**EXERCISE**. For this exercise, write each entry below out precisely and omit the pictures.

**RECORDS TO USE**.
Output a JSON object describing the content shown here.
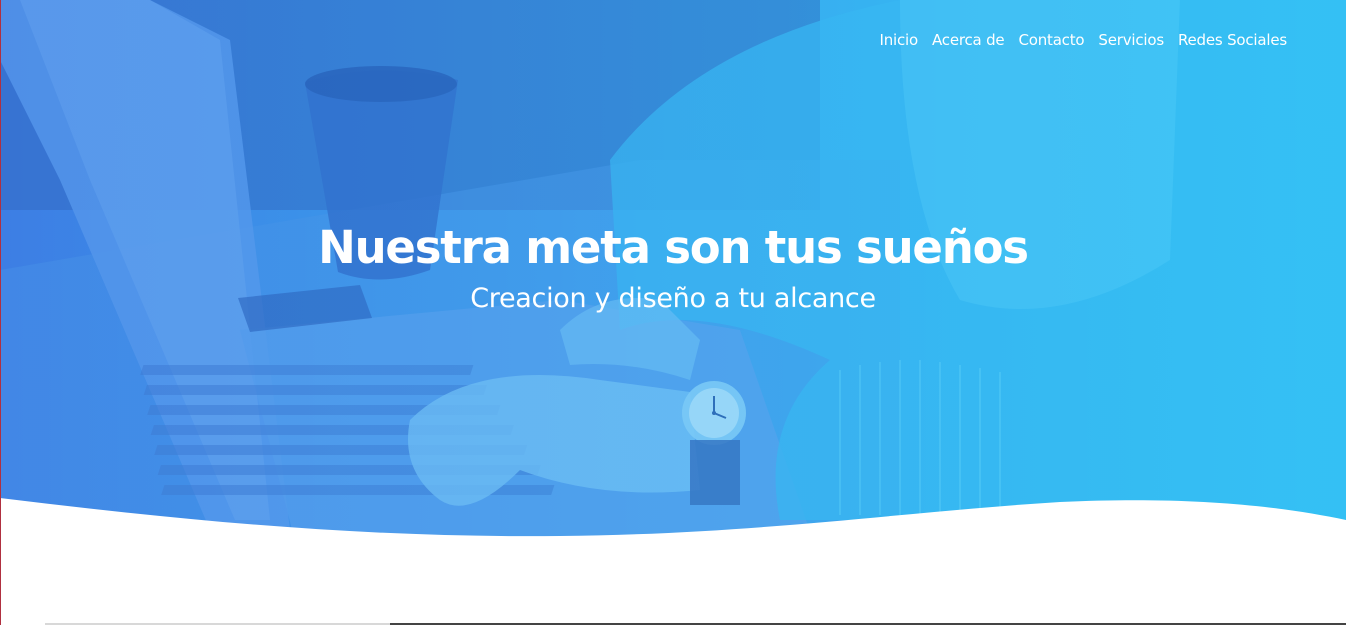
{
  "nav": {
    "items": [
      {
        "label": "Inicio"
      },
      {
        "label": "Acerca de"
      },
      {
        "label": "Contacto"
      },
      {
        "label": "Servicios"
      },
      {
        "label": "Redes Sociales"
      }
    ]
  },
  "hero": {
    "title": "Nuestra meta son tus sueños",
    "subtitle": "Creacion y diseño a tu alcance",
    "background_icon": "laptop-typing-photo",
    "overlay_colors": [
      "#3d7fe6",
      "#2fc9f5"
    ]
  }
}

**WRITTEN RESPONSE**.
Output a JSON object describing the content shown here.
{
  "nav": {
    "items": [
      {
        "label": "Inicio"
      },
      {
        "label": "Acerca de"
      },
      {
        "label": "Contacto"
      },
      {
        "label": "Servicios"
      },
      {
        "label": "Redes Sociales"
      }
    ]
  },
  "hero": {
    "title": "Nuestra meta son tus sueños",
    "subtitle": "Creacion y diseño a tu alcance",
    "background_icon": "laptop-typing-photo",
    "overlay_colors": [
      "#3d7fe6",
      "#2fc9f5"
    ]
  }
}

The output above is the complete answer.